But this is the way that activist groups operate. They monitor situations that people across the country don't have time to look into on their own, and they notify those people when something of interest happens, then help them to take action. It's true of Amnesty International, the [Electronic Frontier Foundation], and the PTC. As long as they complaints represent the legitimate views of actual Americans, it's fine.That alone was a breath of fresh air. But Anderson is just getting started on the "indecency" standards of organizations like the PTC, which, he argues, have it all wrong in censoring shows for curse words, suggestive situations and the like while ignoring the broader issues that make a show truly "family-friendly."
Consider "Everybody Loves Raymond," which received "green lights" in all four PTC categories. In promoting the show as a family-friendly offering, the PTC notes that "Raymond promotes the idea of long-lasting marriage, and Debra feels fulfilled in her role as a stay-at-home mom. Language on this series used to be harsh, but since the first of 2004 [sic], has dropped to a record low number of just 8 uses of mild 'hell,' 'crap,' and 'damn' in 6 episodes. Sexual references have been non-existent since January 2004."
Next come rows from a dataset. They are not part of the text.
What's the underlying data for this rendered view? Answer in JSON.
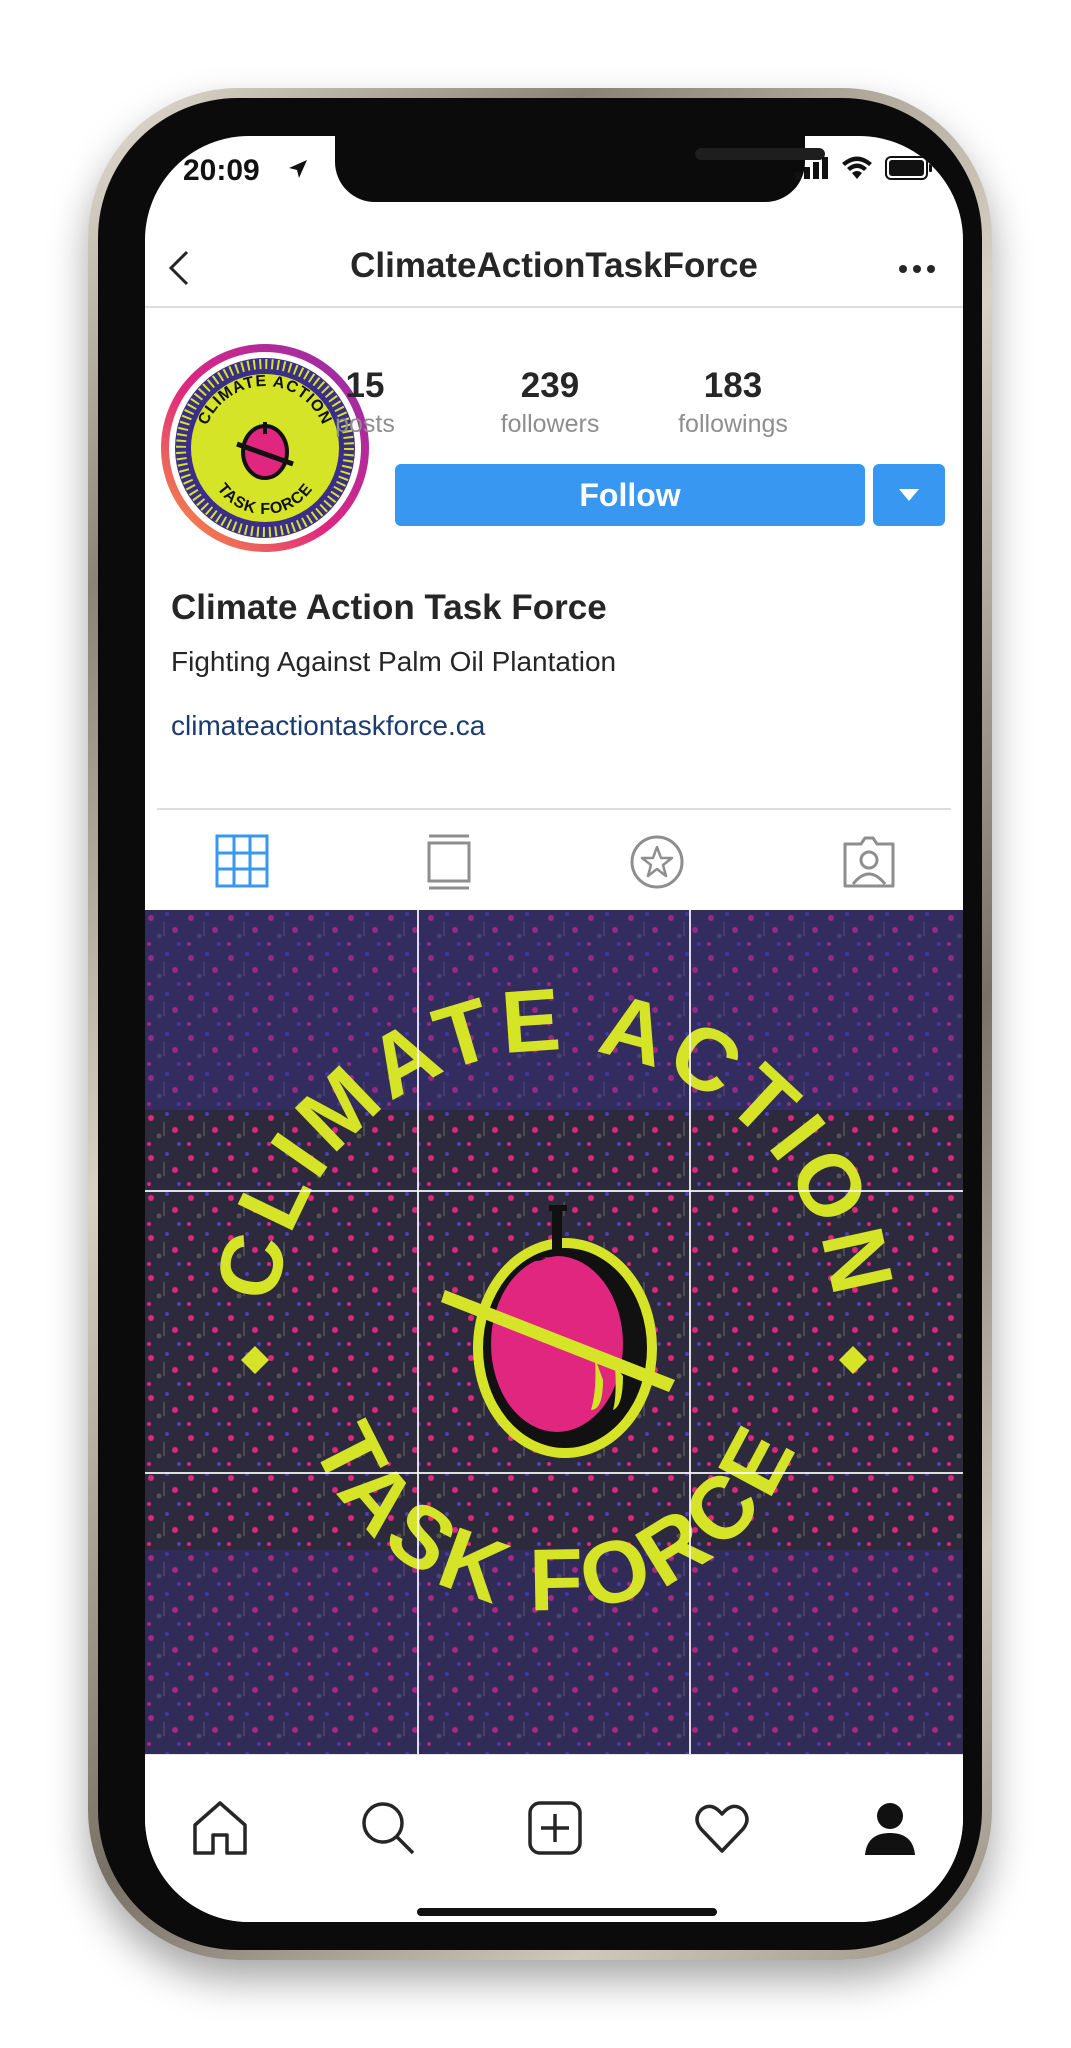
{
  "status_bar": {
    "time": "20:09"
  },
  "header": {
    "username": "ClimateActionTaskForce"
  },
  "profile": {
    "stats": [
      {
        "value": "15",
        "label": "posts"
      },
      {
        "value": "239",
        "label": "followers"
      },
      {
        "value": "183",
        "label": "followings"
      }
    ],
    "follow_label": "Follow",
    "display_name": "Climate Action Task Force",
    "bio": "Fighting Against Palm Oil Plantation",
    "website": "climateactiontaskforce.ca"
  },
  "logo": {
    "text_top": "CLIMATE ACTION",
    "text_bottom": "TASK FORCE"
  },
  "tabs": [
    "grid-icon",
    "feed-icon",
    "star-icon",
    "tagged-icon"
  ],
  "bottom_nav": [
    "home-icon",
    "search-icon",
    "add-icon",
    "heart-icon",
    "profile-icon"
  ],
  "colors": {
    "accent": "#3897f0",
    "logo_yellow": "#d6e428",
    "logo_pink": "#e0267f",
    "logo_purple": "#3b2e8a",
    "link": "#1c3b6e"
  }
}
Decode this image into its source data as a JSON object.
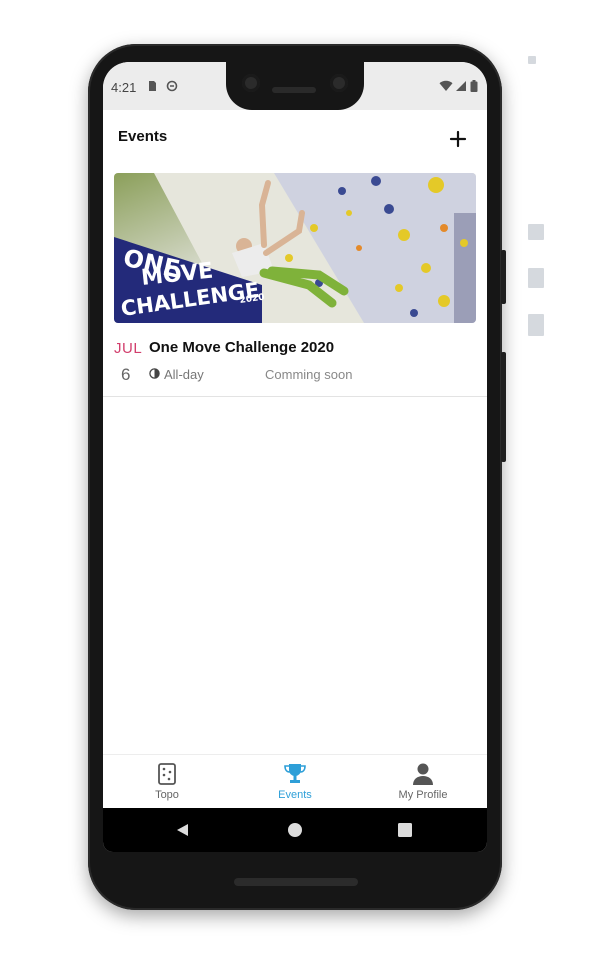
{
  "status_bar": {
    "time": "4:21"
  },
  "header": {
    "title": "Events"
  },
  "events": [
    {
      "month": "JUL",
      "day": "6",
      "title": "One Move Challenge 2020",
      "time": "All-day",
      "status": "Comming soon",
      "image_text": {
        "line1": "ONE",
        "line2": "MOVE",
        "line3": "CHALLENGE",
        "year": "2020"
      }
    }
  ],
  "bottom_nav": [
    {
      "label": "Topo",
      "icon": "topo-icon",
      "active": false
    },
    {
      "label": "Events",
      "icon": "trophy-icon",
      "active": true
    },
    {
      "label": "My Profile",
      "icon": "person-icon",
      "active": false
    }
  ],
  "colors": {
    "accent": "#2e9fd8",
    "month": "#d23f6d",
    "banner": "#232a7a"
  }
}
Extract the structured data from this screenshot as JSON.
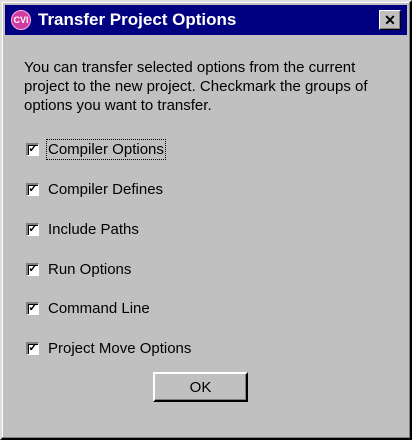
{
  "window": {
    "title": "Transfer Project Options",
    "app_icon": "cvi-logo-icon",
    "app_icon_text": "CVI",
    "close_label": "✕"
  },
  "description": "You can transfer selected options from the current project to the new project.  Checkmark the groups of options you want to transfer.",
  "options": [
    {
      "label": "Compiler Options",
      "checked": true,
      "focused": true
    },
    {
      "label": "Compiler Defines",
      "checked": true
    },
    {
      "label": "Include Paths",
      "checked": true
    },
    {
      "label": "Run Options",
      "checked": true
    },
    {
      "label": "Command Line",
      "checked": true
    },
    {
      "label": "Project Move Options",
      "checked": true
    }
  ],
  "ok_label": "OK",
  "check_mark": "✓"
}
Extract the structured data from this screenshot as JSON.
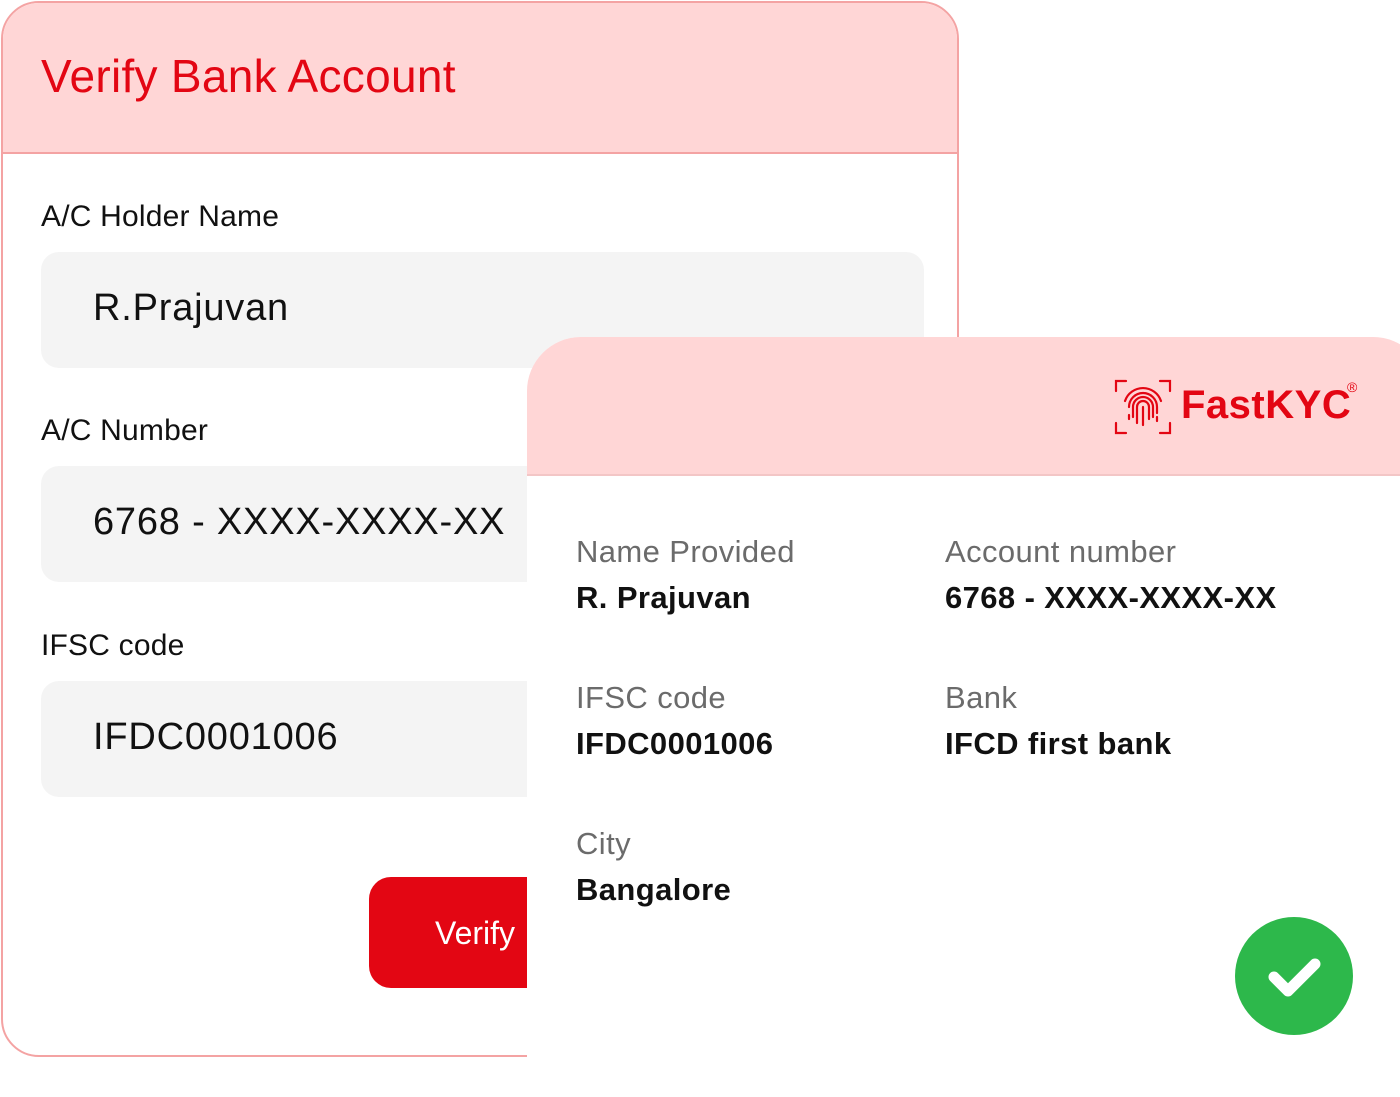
{
  "form": {
    "title": "Verify Bank Account",
    "fields": [
      {
        "label": "A/C Holder Name",
        "value": "R.Prajuvan"
      },
      {
        "label": "A/C Number",
        "value": "6768 - XXXX-XXXX-XX"
      },
      {
        "label": "IFSC code",
        "value": "IFDC0001006"
      }
    ],
    "verify_label": "Verify"
  },
  "result": {
    "brand_name": "FastKYC",
    "brand_mark": "®",
    "brand_icon": "fingerprint-icon",
    "details": {
      "name": {
        "label": "Name Provided",
        "value": "R. Prajuvan"
      },
      "account": {
        "label": "Account number",
        "value": "6768 - XXXX-XXXX-XX"
      },
      "ifsc": {
        "label": "IFSC code",
        "value": "IFDC0001006"
      },
      "bank": {
        "label": "Bank",
        "value": "IFCD first bank"
      },
      "city": {
        "label": "City",
        "value": "Bangalore"
      }
    },
    "status_icon": "check-circle-icon"
  },
  "colors": {
    "accent": "#e30613",
    "header_bg": "#ffd6d6",
    "field_bg": "#f4f4f4",
    "success": "#2db84b"
  }
}
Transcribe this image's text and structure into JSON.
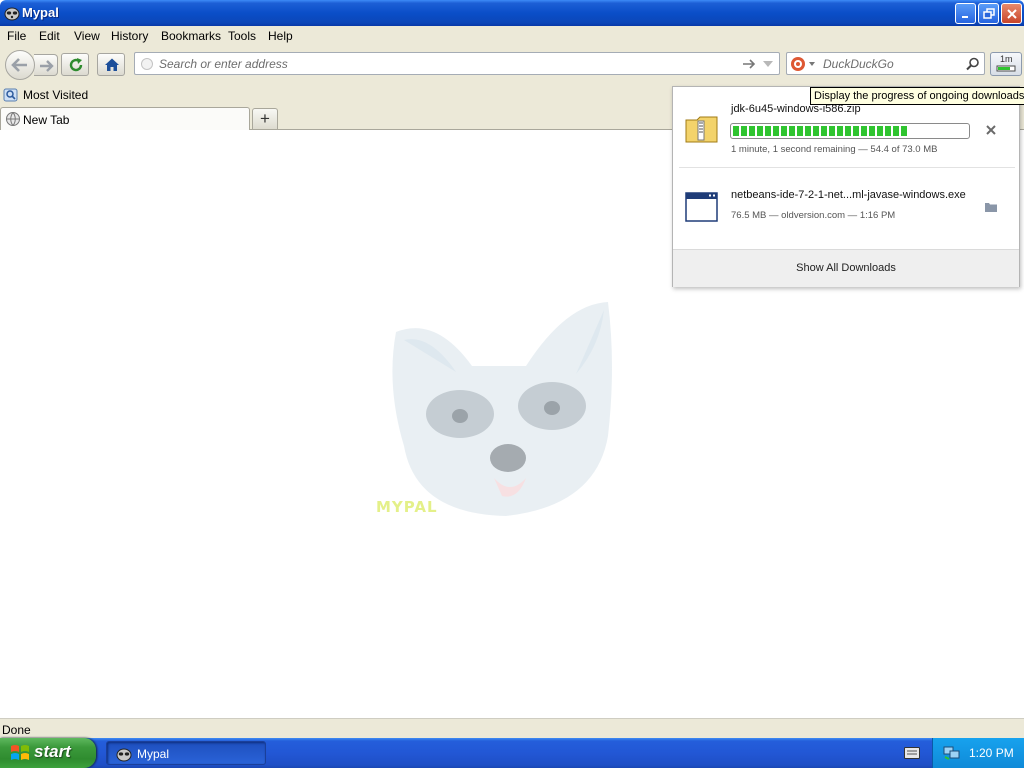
{
  "window": {
    "title": "Mypal"
  },
  "menu": [
    "File",
    "Edit",
    "View",
    "History",
    "Bookmarks",
    "Tools",
    "Help"
  ],
  "navbar": {
    "url_placeholder": "Search or enter address",
    "search_placeholder": "DuckDuckGo",
    "download_time": "1m"
  },
  "bookmarks": [
    {
      "label": "Most Visited"
    }
  ],
  "tabs": [
    {
      "label": "New Tab",
      "active": true
    }
  ],
  "content": {
    "logo_text": "MYPAL"
  },
  "tooltip": "Display the progress of ongoing downloads",
  "downloads": {
    "items": [
      {
        "name": "jdk-6u45-windows-i586.zip",
        "status": "1 minute, 1 second remaining — 54.4 of 73.0 MB",
        "progress": 0.745,
        "icon": "zip-file-icon",
        "action": "cancel"
      },
      {
        "name": "netbeans-ide-7-2-1-net...ml-javase-windows.exe",
        "status": "76.5 MB — oldversion.com — 1:16 PM",
        "icon": "exe-file-icon",
        "action": "open-folder"
      }
    ],
    "show_all_label": "Show All Downloads"
  },
  "statusbar": {
    "text": "Done"
  },
  "taskbar": {
    "start_label": "start",
    "tasks": [
      {
        "label": "Mypal"
      }
    ],
    "clock": "1:20 PM"
  },
  "colors": {
    "titlebar": "#0a4ec8",
    "chrome": "#ece9d8",
    "progress_fill": "#2fc42f",
    "taskbar": "#245edb",
    "start_button": "#3c9a3c",
    "tooltip_bg": "#ffffe1"
  }
}
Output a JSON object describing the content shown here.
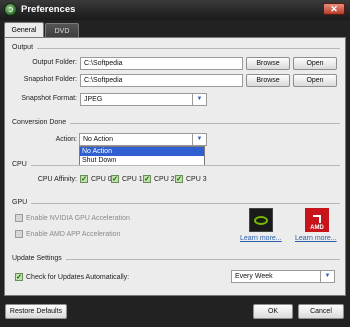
{
  "window": {
    "title": "Preferences",
    "close_symbol": "✕"
  },
  "tabs": [
    {
      "label": "General",
      "active": true
    },
    {
      "label": "DVD",
      "active": false
    }
  ],
  "output": {
    "section": "Output",
    "output_folder": {
      "label": "Output Folder:",
      "value": "C:\\Softpedia",
      "browse": "Browse",
      "open": "Open"
    },
    "snapshot_folder": {
      "label": "Snapshot Folder:",
      "value": "C:\\Softpedia",
      "browse": "Browse",
      "open": "Open"
    },
    "snapshot_format": {
      "label": "Snapshot Format:",
      "value": "JPEG"
    }
  },
  "conversion": {
    "section": "Conversion Done",
    "action_label": "Action:",
    "action_value": "No Action",
    "options": [
      "No Action",
      "Shut Down"
    ]
  },
  "cpu": {
    "section": "CPU",
    "affinity_label": "CPU Affinity:",
    "cores": [
      {
        "label": "CPU 0",
        "checked": true
      },
      {
        "label": "CPU 1",
        "checked": true
      },
      {
        "label": "CPU 2",
        "checked": true
      },
      {
        "label": "CPU 3",
        "checked": true
      }
    ]
  },
  "gpu": {
    "section": "GPU",
    "nvidia_label": "Enable NVIDIA GPU Acceleration",
    "amd_label": "Enable AMD APP Acceleration",
    "amd_logo_text": "AMD",
    "learn_more_nvidia": "Learn more...",
    "learn_more_amd": "Learn more..."
  },
  "update": {
    "section": "Update Settings",
    "check_label": "Check for Updates Automatically:",
    "check_checked": true,
    "frequency": "Every Week"
  },
  "footer": {
    "restore": "Restore Defaults",
    "ok": "OK",
    "cancel": "Cancel"
  },
  "colors": {
    "accent": "#2f5fd0",
    "link": "#2a5fb0",
    "titlebar": "#1a1a1a",
    "panel": "#ececec",
    "nvidia_green": "#76b900",
    "amd_red": "#c7141b"
  }
}
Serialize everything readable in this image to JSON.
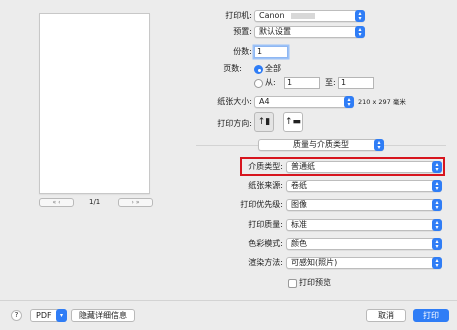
{
  "preview": {
    "page_indicator": "1/1",
    "first_page_glyph": "«",
    "prev_page_glyph": "‹",
    "next_page_glyph": "›",
    "last_page_glyph": "»"
  },
  "printer": {
    "label": "打印机:",
    "value": "Canon"
  },
  "presets": {
    "label": "预置:",
    "value": "默认设置"
  },
  "copies": {
    "label": "份数:",
    "value": "1"
  },
  "pages": {
    "label": "页数:",
    "all_label": "全部",
    "from_label": "从:",
    "from_value": "1",
    "to_label": "至:",
    "to_value": "1"
  },
  "paper_size": {
    "label": "纸张大小:",
    "value": "A4",
    "dimensions": "210 x 297 毫米"
  },
  "orientation": {
    "label": "打印方向:"
  },
  "section_menu": {
    "value": "质量与介质类型"
  },
  "media_type": {
    "label": "介质类型:",
    "value": "普通纸"
  },
  "paper_source": {
    "label": "纸张来源:",
    "value": "卷纸"
  },
  "print_priority": {
    "label": "打印优先级:",
    "value": "图像"
  },
  "print_quality": {
    "label": "打印质量:",
    "value": "标准"
  },
  "color_mode": {
    "label": "色彩模式:",
    "value": "颜色"
  },
  "rendering": {
    "label": "渲染方法:",
    "value": "可感知(照片)"
  },
  "print_preview": {
    "label": "打印预览"
  },
  "footer": {
    "help": "?",
    "pdf": "PDF",
    "hide_details": "隐藏详细信息",
    "cancel": "取消",
    "print": "打印"
  },
  "colors": {
    "accent": "#2f7df6",
    "highlight_border": "#d7151e"
  }
}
The focus is on specifics: exact words, number of uses, etc. While the PTC does point to the fact that the couple remain married and that Debra "feels fulfilled," it's arguable whether the show portrays family in such a way that anyone would want to have one. The main characters show little affection for one another, the jokes routinely come at the expense of spouses, and the whole milieu feels joyless and barren. Regardless of how "mild" the show's use of "hell," "crap," and "damn" may be, it's a show that makes me viscerally uncomfortable to watch, and it's not the kind of thing I want my kids to see.